Temra falls to her knees, her hands going to her throat as she makes a gasping noise. I’d started twirling the weapon over my head, and I immediately stop and rush over to her.
“What happened?” I ask. “Did you swallow something?”
A burst of air fills her lungs, and she stares wonderingly at the weapon. “I didn’t swallow anything. It’s the mace. Do that again.”
“Spin it over your head in a circle.”
I give one full rotation of the weapon, and this time Temra is ready. “I can’t breathe when you do that.”
I stare at the mace in shock before handing it over to her. “Now you can try.”
She does, and I feel the effects instantly. The mace is sucking the air away from me, toward itself. I step farther and farther away. Once I reach about ten feet, I can breathe again.
Temra stops the motion. “Incredible!”
“I’m glad my sheer panic is good for something.”
Temra looks on me sadly. “It’s all right, Ziva. Whenever it happens, I’ll be here for you.”
As the older sister, I should be there for her. But more often than not, she is the one saving me. Temra should have been the one to receive our mother’s gift for magic. She is so much stronger and braver than I will ever be, but I don’t think she realizes how much my gift took away my own childhood.
I’m glad that, at sixteen, Temra is able to focus on more trivial tasks, like flirting with boys and focusing on her schooling. But me? I’ve been providing for us since I was twelve. I often wonder if spending so much of my formative years locked in a forge somehow made me fearful of everything else. At eighteen, I hate to leave the house and be around people.
Or maybe it’s simply an effect of the magic itself. I’ve no one to ask for answers about magic. Mother was killed when I was five, long before my gift manifested.
“The local tournament is only months away,” Temra says. “I’m sure we’ll have many more customers passing through the city between then and now. Everyone is going to want a Zivan blade.”

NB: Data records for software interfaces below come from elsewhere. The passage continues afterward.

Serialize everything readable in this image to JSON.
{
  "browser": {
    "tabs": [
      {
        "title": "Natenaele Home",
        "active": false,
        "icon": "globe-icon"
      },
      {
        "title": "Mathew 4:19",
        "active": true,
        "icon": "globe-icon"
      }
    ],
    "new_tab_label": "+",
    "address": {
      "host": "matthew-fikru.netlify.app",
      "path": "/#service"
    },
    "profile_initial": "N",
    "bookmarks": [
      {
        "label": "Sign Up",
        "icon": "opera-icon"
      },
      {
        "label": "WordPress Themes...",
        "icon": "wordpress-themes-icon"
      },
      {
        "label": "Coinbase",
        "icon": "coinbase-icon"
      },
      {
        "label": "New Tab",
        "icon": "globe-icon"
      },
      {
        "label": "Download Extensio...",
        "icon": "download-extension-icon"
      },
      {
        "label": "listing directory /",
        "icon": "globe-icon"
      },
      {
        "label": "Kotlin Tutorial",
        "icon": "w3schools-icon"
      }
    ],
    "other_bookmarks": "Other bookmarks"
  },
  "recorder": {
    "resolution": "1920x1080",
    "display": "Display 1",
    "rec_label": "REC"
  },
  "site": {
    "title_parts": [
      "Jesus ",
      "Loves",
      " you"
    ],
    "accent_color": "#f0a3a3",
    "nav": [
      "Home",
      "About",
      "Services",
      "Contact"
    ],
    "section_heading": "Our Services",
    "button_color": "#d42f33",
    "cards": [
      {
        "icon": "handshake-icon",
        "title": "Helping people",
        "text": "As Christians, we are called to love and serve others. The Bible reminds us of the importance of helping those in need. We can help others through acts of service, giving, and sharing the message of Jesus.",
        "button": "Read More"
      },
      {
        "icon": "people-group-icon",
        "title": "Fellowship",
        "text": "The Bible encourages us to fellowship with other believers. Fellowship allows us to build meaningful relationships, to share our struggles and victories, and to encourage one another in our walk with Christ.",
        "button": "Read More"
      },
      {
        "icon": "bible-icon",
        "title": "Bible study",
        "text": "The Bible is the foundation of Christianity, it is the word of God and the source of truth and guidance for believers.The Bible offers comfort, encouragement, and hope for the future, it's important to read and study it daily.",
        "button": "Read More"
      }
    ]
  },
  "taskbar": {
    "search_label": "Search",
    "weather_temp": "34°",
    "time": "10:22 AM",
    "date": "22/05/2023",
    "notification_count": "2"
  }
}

She’s trying to make me feel better. I appreciate the effort, but I’m still reeling from the effects of my attack.
“It’s a phase,” Temra says, reading my thoughts. “It will pass eventually.”
“I’m sure you’re right.”
But I don’t believe it for a moment.
Excerpted from Blade of Secrets, copyright © 2021 by Tricia Levenseller.